Day Two

Most of the morning was spent discussing Elodea, Alaska’s first invasive, submerged, freshwater, aquatic plant. While it has likely been in the state for a while, it was only recognized as a problem within the last decade. It is a popular aquarium plant that has been carelessly dumped into lakes and streams. It grows quickly and tolerates very cold temperatures, photosynthesizing under ice and snow. It propagates vegetatively and is spread to new sites by attaching itself to boats and float planes. Its dense growth can crowd out native vegetation and threaten fish habitat, as well as make navigating by boat difficult and landing float planes dangerous. Detailed reports were given about how organizations across the state have been monitoring and managing Elodea populations, including updates on how treatments have worked so far and what is being planned for the future. A bioeconomic risk analysis conducted by Tobias Schwörer was a featured topic of discussion.

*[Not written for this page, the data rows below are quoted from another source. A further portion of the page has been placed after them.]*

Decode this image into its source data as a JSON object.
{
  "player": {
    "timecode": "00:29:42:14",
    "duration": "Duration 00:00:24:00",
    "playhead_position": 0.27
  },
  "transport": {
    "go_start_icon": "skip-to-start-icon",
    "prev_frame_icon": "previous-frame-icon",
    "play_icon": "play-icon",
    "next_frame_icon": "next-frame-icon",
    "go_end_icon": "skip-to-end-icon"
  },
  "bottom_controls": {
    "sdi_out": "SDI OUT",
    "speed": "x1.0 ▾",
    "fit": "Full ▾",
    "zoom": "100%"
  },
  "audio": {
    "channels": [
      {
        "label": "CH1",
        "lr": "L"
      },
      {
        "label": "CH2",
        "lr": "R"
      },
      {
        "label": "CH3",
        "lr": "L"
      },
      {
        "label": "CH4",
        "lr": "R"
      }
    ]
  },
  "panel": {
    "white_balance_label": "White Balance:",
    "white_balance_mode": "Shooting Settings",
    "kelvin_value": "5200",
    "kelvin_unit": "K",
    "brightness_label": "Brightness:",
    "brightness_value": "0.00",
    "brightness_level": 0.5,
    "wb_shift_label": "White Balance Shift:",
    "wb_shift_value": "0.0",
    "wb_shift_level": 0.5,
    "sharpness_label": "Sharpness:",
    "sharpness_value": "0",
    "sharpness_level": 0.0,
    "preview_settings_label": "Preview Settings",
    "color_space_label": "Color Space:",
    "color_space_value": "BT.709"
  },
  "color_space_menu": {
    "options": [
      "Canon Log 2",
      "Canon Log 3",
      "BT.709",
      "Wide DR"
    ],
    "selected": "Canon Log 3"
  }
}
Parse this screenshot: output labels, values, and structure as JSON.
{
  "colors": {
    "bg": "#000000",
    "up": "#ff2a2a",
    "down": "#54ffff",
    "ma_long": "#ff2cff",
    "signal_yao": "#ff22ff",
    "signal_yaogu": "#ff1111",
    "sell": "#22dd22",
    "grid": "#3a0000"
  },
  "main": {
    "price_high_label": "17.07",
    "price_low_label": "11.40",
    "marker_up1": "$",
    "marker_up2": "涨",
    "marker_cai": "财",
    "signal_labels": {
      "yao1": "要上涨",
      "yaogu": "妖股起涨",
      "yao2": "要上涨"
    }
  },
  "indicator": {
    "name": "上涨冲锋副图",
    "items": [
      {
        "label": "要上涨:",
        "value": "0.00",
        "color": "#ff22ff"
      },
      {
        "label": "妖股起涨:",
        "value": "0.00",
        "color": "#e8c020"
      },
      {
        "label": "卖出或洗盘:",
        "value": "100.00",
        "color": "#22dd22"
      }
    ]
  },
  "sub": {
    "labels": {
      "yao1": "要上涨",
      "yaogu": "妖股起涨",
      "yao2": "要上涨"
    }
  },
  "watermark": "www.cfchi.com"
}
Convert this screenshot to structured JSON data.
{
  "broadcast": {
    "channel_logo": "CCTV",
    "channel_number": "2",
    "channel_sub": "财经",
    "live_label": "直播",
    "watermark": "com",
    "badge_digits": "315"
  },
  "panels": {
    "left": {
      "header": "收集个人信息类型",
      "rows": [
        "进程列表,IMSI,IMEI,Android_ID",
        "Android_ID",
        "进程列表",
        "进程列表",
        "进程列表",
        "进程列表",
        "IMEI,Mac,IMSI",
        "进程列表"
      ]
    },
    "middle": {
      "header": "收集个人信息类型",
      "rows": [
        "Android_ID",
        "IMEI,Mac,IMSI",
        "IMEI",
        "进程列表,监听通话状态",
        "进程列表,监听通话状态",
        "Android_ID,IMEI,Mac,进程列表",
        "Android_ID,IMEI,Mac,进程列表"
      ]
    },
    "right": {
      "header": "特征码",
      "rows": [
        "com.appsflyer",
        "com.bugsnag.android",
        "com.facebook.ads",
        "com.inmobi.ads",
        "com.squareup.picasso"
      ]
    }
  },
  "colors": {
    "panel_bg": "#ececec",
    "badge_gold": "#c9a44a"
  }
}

After lunch I took a short break from the conference to walk around downtown Anchorage, so I missed a series of talks about environmental DNA. I returned in time to hear an interesting talk about bird vetch (Vicia cracca). Introduced to Alaska as a forage crop, bird vetch has become a problematic weed on farms, orchards, and gardens as well as in natural areas. It is a perennial vine that grows quickly, produces copious seeds, and spreads rhizomatously. Researchers at University of Alaska Fairbanks found that compared to five native legume species, bird vetch produced twice the amount of biomass in the presence of both native and non-native soil microbes, suggesting that bird vetch is superior when it comes to nitrogen fixation. Further investigation found that, using only native nitrogen-fixing bacteria, bird vetch produced significantly more root nodules than a native legume species, indicating that it is highly effective at forming relationships with native soil microbes. Additional studies found that the ability of bird vetch to climb up other plants, thereby gaining access to more sunlight and smothering host plants, contributed to its success as an invasive plant.

 Seed pods of bird vetch (Vicia cracca) in Fairbanks, Alaska

Day Three

The final day of the workshop was a veritable cornucopia of topics, including risk assessments for invasive species, profiles of new invasive species, updates on invasive species control projects, discussions about early detection and rapid response (EDRR), and talks about citizen science and community involvement. My head was swimming with impressions and questions. Clearly there are no easy answers when it comes to invasive species, and like other complex, global issues (made more challenging as more players are involved), the increasingly deep well of issues and concerns to resolve is not likely to ever run dry.

Future posts will dig further into some of the discussions that were had on day three. For now, here are a few resources that I gathered throughout the workshop:

Interpretive sign at Alaska Botanical Garden in Anchorage, Alaska